    • Hi Kel,

      Thanks for your question! I’m pleased you found this review useful.

      I’ve got those measurements for you…

      LumberJack: 335 mm (length from girth to chest plate), 270 mm (girth plate), 295 mm (chest plate)
      FanBelt: 320 mm (length from girth to chest plate), 250 mm (girth plate), 285 mm (chest plate)

      I hope these make sense without a picture. If you’d like more clarity, reach out to me here and I’ll send over pics with the measurements.

    • Kel

      Gabriella, thanks for taking the time to do the measurements. I fear even the fanbelt size might be too long from girth to chest. How disappointing. It looks like a great harness!

    • You’re welcome Kel!

      If you’d like I can measure my dog who wears the FanBelt and then you can compare it with your Lab’s measurements before making a final call.

      Let me know via email if you’d find these extra measurements helpful and I’ll send them over. 🙂

  • Belinda

    I’m having the same sizing issue as you with a 7 month old Labrador puppy, she is too small in the chest for the extra large, but the girth on the large is too small to fit her until her chest develops. Only thing I can think of is to add in as small as possible collars (and probably tie a knot or something to make them even shorter) and use those to extend the girth until she fits the extra large better.

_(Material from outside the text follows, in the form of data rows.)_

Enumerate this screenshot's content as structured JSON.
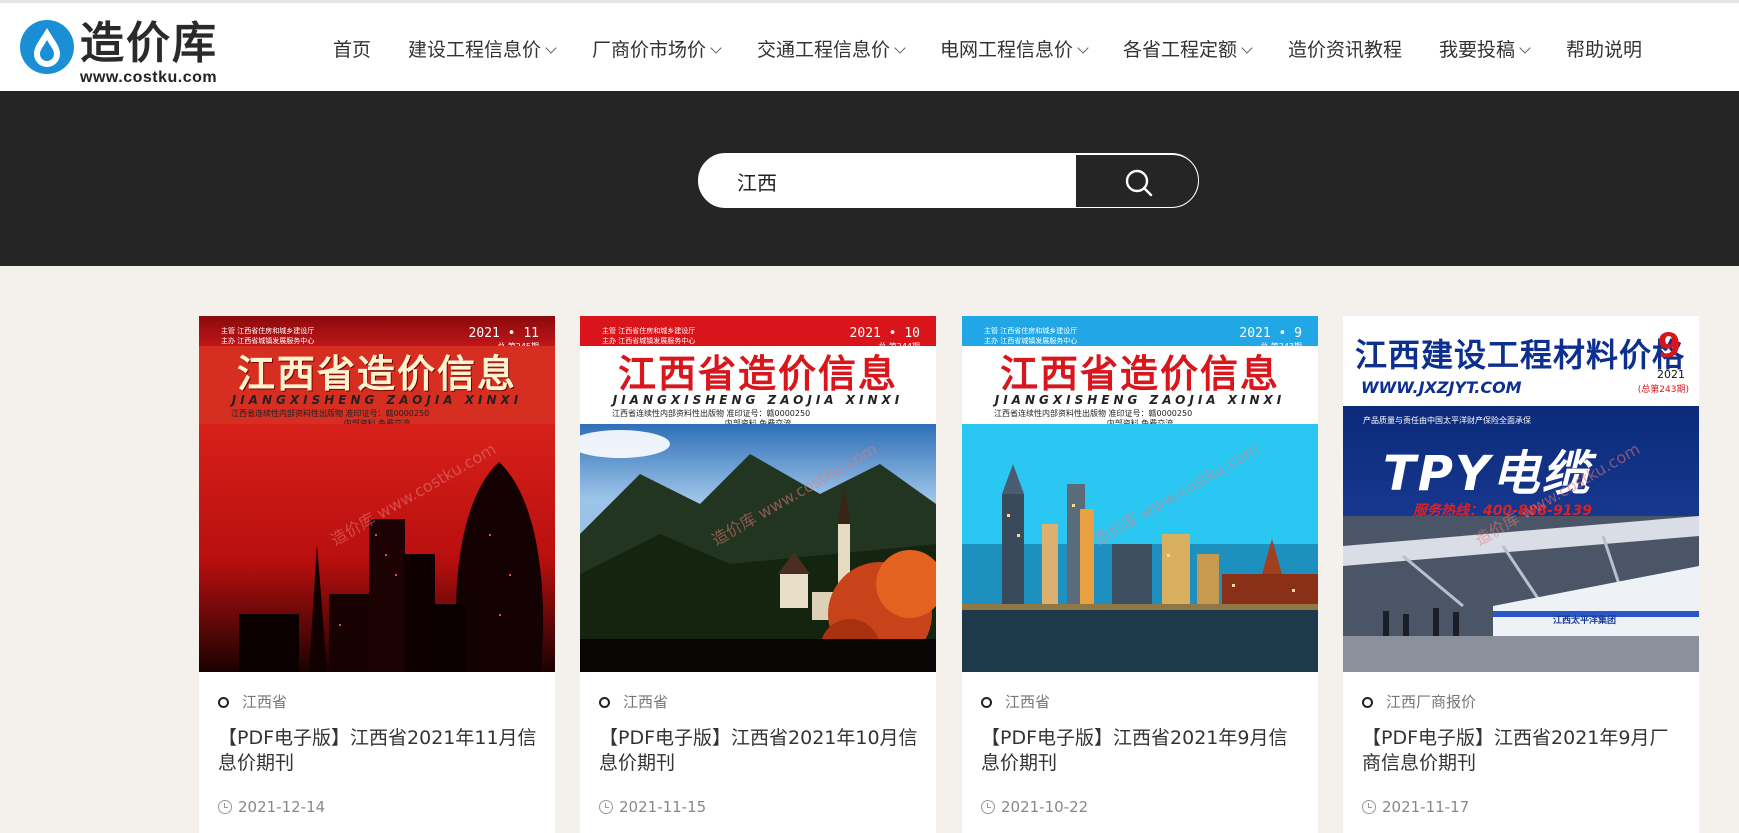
{
  "brand": {
    "name": "造价库",
    "url": "www.costku.com",
    "color": "#1a8fd6",
    "icon": "water-drop-logo-icon"
  },
  "nav": [
    {
      "label": "首页",
      "has_dropdown": false
    },
    {
      "label": "建设工程信息价",
      "has_dropdown": true
    },
    {
      "label": "厂商价市场价",
      "has_dropdown": true
    },
    {
      "label": "交通工程信息价",
      "has_dropdown": true
    },
    {
      "label": "电网工程信息价",
      "has_dropdown": true
    },
    {
      "label": "各省工程定额",
      "has_dropdown": true
    },
    {
      "label": "造价资讯教程",
      "has_dropdown": false
    },
    {
      "label": "我要投稿",
      "has_dropdown": true
    },
    {
      "label": "帮助说明",
      "has_dropdown": false
    }
  ],
  "search": {
    "value": "江西",
    "button_icon": "search-icon"
  },
  "cards": [
    {
      "category": "江西省",
      "title": "【PDF电子版】江西省2021年11月信息价期刊",
      "date": "2021-12-14",
      "cover": {
        "top_text": "主管 江西省住房和城乡建设厅\n主办 江西省城镇发展服务中心",
        "issue": "2021 • 11",
        "issue_sub": "总 第245期",
        "title": "江西省造价信息",
        "pinyin": "JIANGXISHENG ZAOJIA XINXI",
        "line": "江西省连续性内部资料性出版物    准印证号：赣0000250",
        "free": "内部资料  免费交流",
        "watermark": "造价库 www.costku.com",
        "head_color": "#b40c10",
        "scene": "red-city"
      }
    },
    {
      "category": "江西省",
      "title": "【PDF电子版】江西省2021年10月信息价期刊",
      "date": "2021-11-15",
      "cover": {
        "top_text": "主管 江西省住房和城乡建设厅\n主办 江西省城镇发展服务中心",
        "issue": "2021 • 10",
        "issue_sub": "总 第244期",
        "title": "江西省造价信息",
        "pinyin": "JIANGXISHENG ZAOJIA XINXI",
        "line": "江西省连续性内部资料性出版物    准印证号：赣0000250",
        "free": "内部资料  免费交流",
        "watermark": "造价库 www.costku.com",
        "head_color": "#d9141a",
        "scene": "mountain-village"
      }
    },
    {
      "category": "江西省",
      "title": "【PDF电子版】江西省2021年9月信息价期刊",
      "date": "2021-10-22",
      "cover": {
        "top_text": "主管 江西省住房和城乡建设厅\n主办 江西省城镇发展服务中心",
        "issue": "2021 • 9",
        "issue_sub": "总 第243期",
        "title": "江西省造价信息",
        "pinyin": "JIANGXISHENG ZAOJIA XINXI",
        "line": "江西省连续性内部资料性出版物    准印证号：赣0000250",
        "free": "内部资料  免费交流",
        "watermark": "造价库 www.costku.com",
        "head_color": "#22a7e6",
        "scene": "skyline"
      }
    },
    {
      "category": "江西厂商报价",
      "title": "【PDF电子版】江西省2021年9月厂商信息价期刊",
      "date": "2021-11-17",
      "cover": {
        "title": "江西建设工程材料价格",
        "issue": "9",
        "issue_sub": "2021",
        "issue_sub2": "(总第243期)",
        "site": "WWW.JXZJYT.COM",
        "tagline": "产品质量与责任由中国太平洋财产保险全面承保",
        "ad": "TPY电缆",
        "hotline": "服务热线：400-888-9139",
        "train_text": "江西太平洋集团",
        "watermark": "造价库 www.costku.com",
        "scene": "train-station"
      }
    }
  ]
}
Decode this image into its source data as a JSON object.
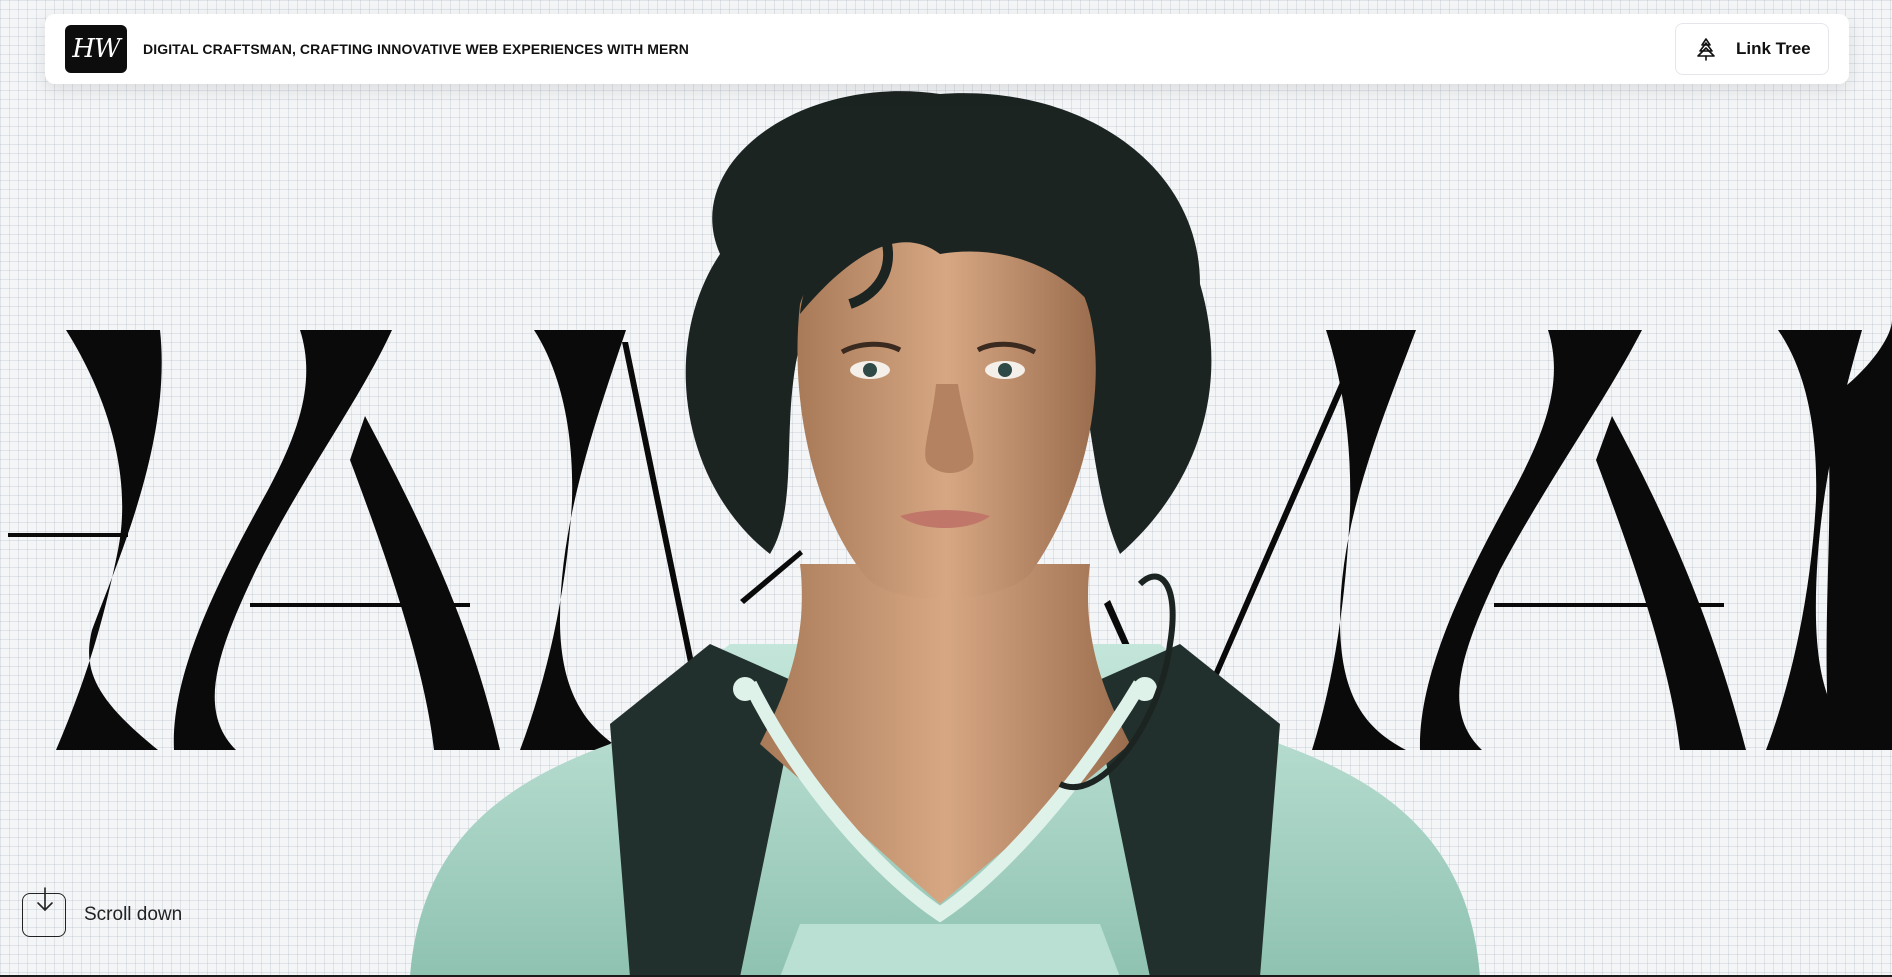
{
  "header": {
    "logo_text": "HW",
    "tagline": "DIGITAL CRAFTSMAN, CRAFTING INNOVATIVE WEB EXPERIENCES WITH MERN",
    "link_tree_label": "Link Tree",
    "link_tree_icon": "tree-icon"
  },
  "hero": {
    "portrait_icon": "astronaut-portrait-illustration"
  },
  "scroll": {
    "label": "Scroll down",
    "icon": "arrow-down-icon"
  },
  "colors": {
    "background": "#f3f5f7",
    "ink": "#0a0a0a",
    "suit": "#a9d7c8",
    "skin": "#c99a74",
    "hair": "#1c2422"
  }
}
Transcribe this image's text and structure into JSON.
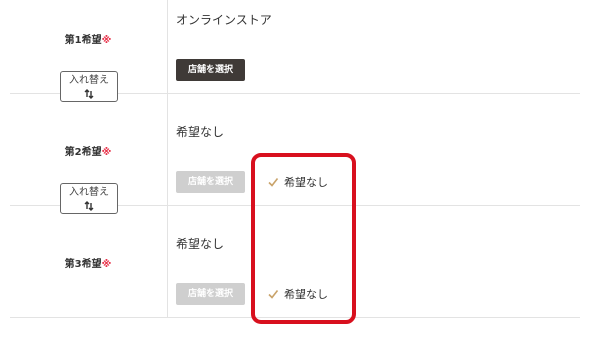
{
  "rows": [
    {
      "label": "第1希望",
      "required_mark": "※",
      "value": "オンラインストア",
      "store_button": "店舗を選択",
      "store_button_state": "active",
      "swap_button": "入れ替え"
    },
    {
      "label": "第2希望",
      "required_mark": "※",
      "value": "希望なし",
      "store_button": "店舗を選択",
      "store_button_state": "disabled",
      "checkbox_label": "希望なし",
      "checkbox_checked": true,
      "swap_button": "入れ替え"
    },
    {
      "label": "第3希望",
      "required_mark": "※",
      "value": "希望なし",
      "store_button": "店舗を選択",
      "store_button_state": "disabled",
      "checkbox_label": "希望なし",
      "checkbox_checked": true
    }
  ],
  "icons": {
    "swap": "swap-arrows-icon",
    "check": "checkmark-icon"
  },
  "colors": {
    "required": "#e8324a",
    "button_active": "#3f3a37",
    "button_disabled": "#cfcfcf",
    "check": "#c9a36a",
    "highlight": "#d8101e",
    "divider": "#e3e3e3"
  }
}
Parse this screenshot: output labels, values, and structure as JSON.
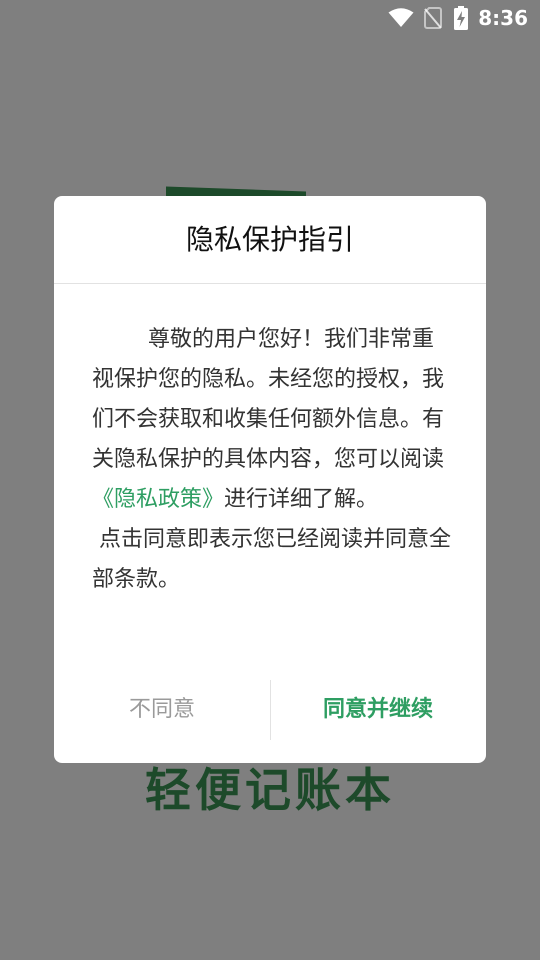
{
  "status_bar": {
    "time": "8:36",
    "icons": [
      "wifi-icon",
      "no-sim-icon",
      "battery-charging-icon"
    ]
  },
  "background": {
    "app_name": "轻便记账本"
  },
  "dialog": {
    "title": "隐私保护指引",
    "body_before_link": "        尊敬的用户您好！我们非常重视保护您的隐私。未经您的授权，我们不会获取和收集任何额外信息。有关隐私保护的具体内容，您可以阅读",
    "policy_link": "《隐私政策》",
    "body_after_link": "进行详细了解。\n 点击同意即表示您已经阅读并同意全部条款。",
    "disagree_label": "不同意",
    "agree_label": "同意并继续"
  },
  "colors": {
    "scrim": "#7f7f7f",
    "accent_green": "#2e9e62",
    "brand_dark_green": "#1d4a2a",
    "disabled_text": "#9a9a9a"
  }
}
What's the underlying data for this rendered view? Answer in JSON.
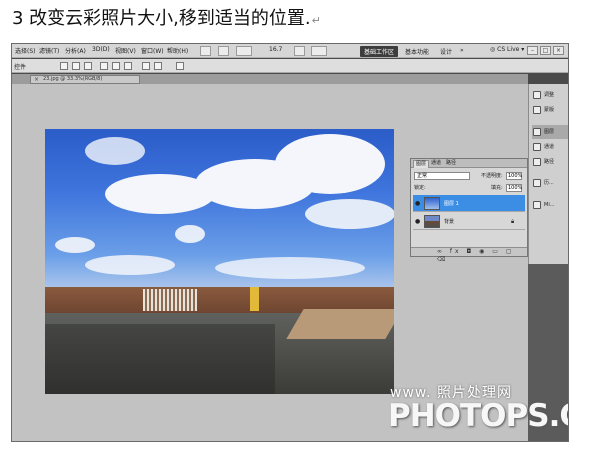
{
  "heading": {
    "text": "3 改变云彩照片大小,移到适当的位置.",
    "return_mark": "↵"
  },
  "menubar": {
    "items": [
      "选择(S)",
      "滤镜(T)",
      "分析(A)",
      "3D(D)",
      "视图(V)",
      "窗口(W)",
      "帮助(H)"
    ],
    "zoom": "16.7",
    "workspace_active": "基础工作区",
    "workspace_links": [
      "基本功能",
      "设计",
      "»"
    ],
    "cs_live": "CS Live",
    "window_controls": [
      "–",
      "□",
      "×"
    ]
  },
  "options_bar": {
    "label": "控件"
  },
  "document_tab": {
    "close": "×",
    "title": "23.jpg @ 33.3%(RGB/8)"
  },
  "layers_panel": {
    "tabs": [
      "图层",
      "通道",
      "路径"
    ],
    "blend_mode": "正常",
    "opacity_label": "不透明度:",
    "opacity_value": "100%",
    "lock_label": "锁定:",
    "fill_label": "填充:",
    "fill_value": "100%",
    "layers": [
      {
        "name": "图层 1",
        "selected": true
      },
      {
        "name": "背景",
        "selected": false
      }
    ],
    "footer_icons": "∞ fx ◘ ◉ ▭ ▢ ⌫"
  },
  "dock": {
    "items": [
      "调整",
      "蒙版",
      "图层",
      "通道",
      "路径",
      "历...",
      "Mi..."
    ],
    "active": "图层"
  },
  "watermark": {
    "top": "www.  照片处理网",
    "main": "PHOTOPS.COM"
  }
}
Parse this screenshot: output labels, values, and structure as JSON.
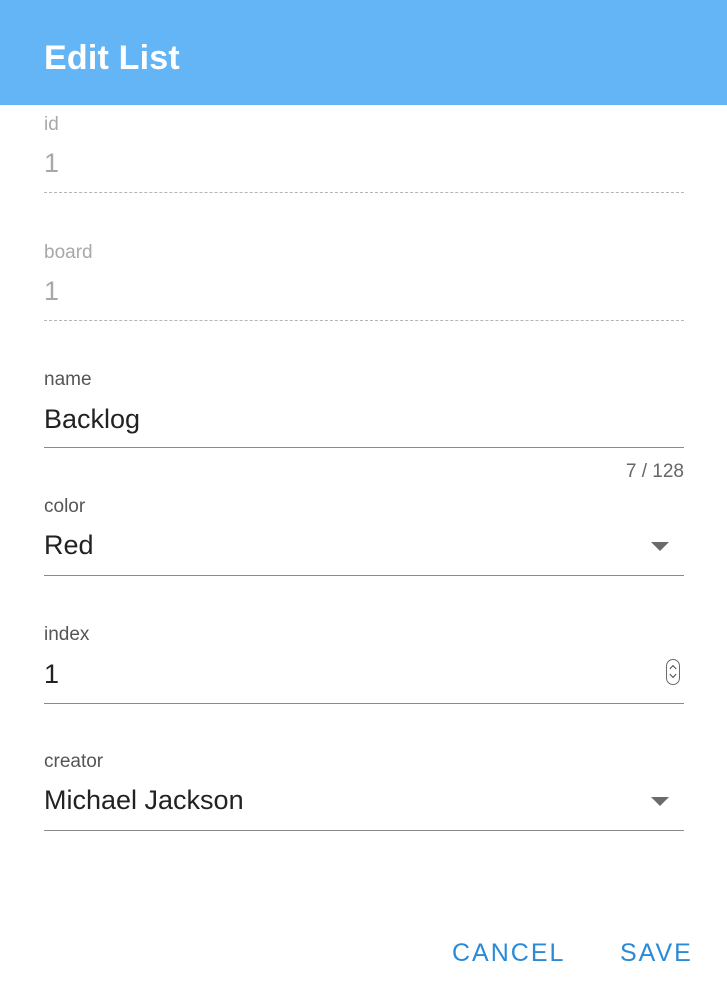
{
  "dialog": {
    "title": "Edit List",
    "header_color": "#64b5f6",
    "accent_color": "#2b8ad8"
  },
  "fields": {
    "id": {
      "label": "id",
      "value": "1",
      "disabled": true
    },
    "board": {
      "label": "board",
      "value": "1",
      "disabled": true
    },
    "name": {
      "label": "name",
      "value": "Backlog",
      "counter": "7 / 128"
    },
    "color": {
      "label": "color",
      "value": "Red",
      "icon": "dropdown-arrow-icon"
    },
    "index": {
      "label": "index",
      "value": "1",
      "icon": "number-spinner-icon"
    },
    "creator": {
      "label": "creator",
      "value": "Michael Jackson",
      "icon": "dropdown-arrow-icon"
    }
  },
  "actions": {
    "cancel_label": "CANCEL",
    "save_label": "SAVE"
  }
}
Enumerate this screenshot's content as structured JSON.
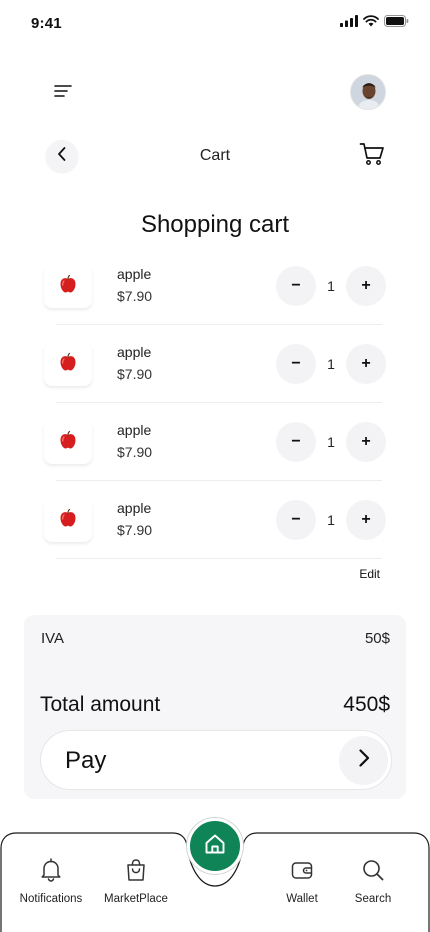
{
  "status_bar": {
    "time": "9:41"
  },
  "header": {
    "title": "Cart"
  },
  "page": {
    "title": "Shopping cart"
  },
  "cart": {
    "items": [
      {
        "name": "apple",
        "price": "$7.90",
        "quantity": "1"
      },
      {
        "name": "apple",
        "price": "$7.90",
        "quantity": "1"
      },
      {
        "name": "apple",
        "price": "$7.90",
        "quantity": "1"
      },
      {
        "name": "apple",
        "price": "$7.90",
        "quantity": "1"
      }
    ],
    "minus_symbol": "−",
    "plus_symbol": "+",
    "edit_label": "Edit"
  },
  "summary": {
    "iva_label": "IVA",
    "iva_value": "50$",
    "total_label": "Total amount",
    "total_value": "450$",
    "pay_label": "Pay"
  },
  "bottom_nav": {
    "items": [
      {
        "label": "Notifications",
        "icon": "bell-icon"
      },
      {
        "label": "MarketPlace",
        "icon": "shopping-bag-icon"
      },
      {
        "label": "Wallet",
        "icon": "wallet-icon"
      },
      {
        "label": "Search",
        "icon": "search-icon"
      }
    ],
    "home_icon": "home-icon"
  },
  "colors": {
    "accent": "#0f8457",
    "card_background": "#f6f6f9",
    "button_background": "#f3f3f6"
  }
}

    • Hi Belinda,

      Yes, the way Rogz sized the difference between the large and X-large does make sizing certain dogs difficult. the thing with harnesses is they should fit well or it causes a restriction to movement. Either opt for a different harness until she can comfortably fit into the XL, or replace the girth strap on the large harness as I did and once she outgrows it, donate it to a shelter or someone in need. 🙂

Leave a Reply

Your email address will not be published. Required fields are marked *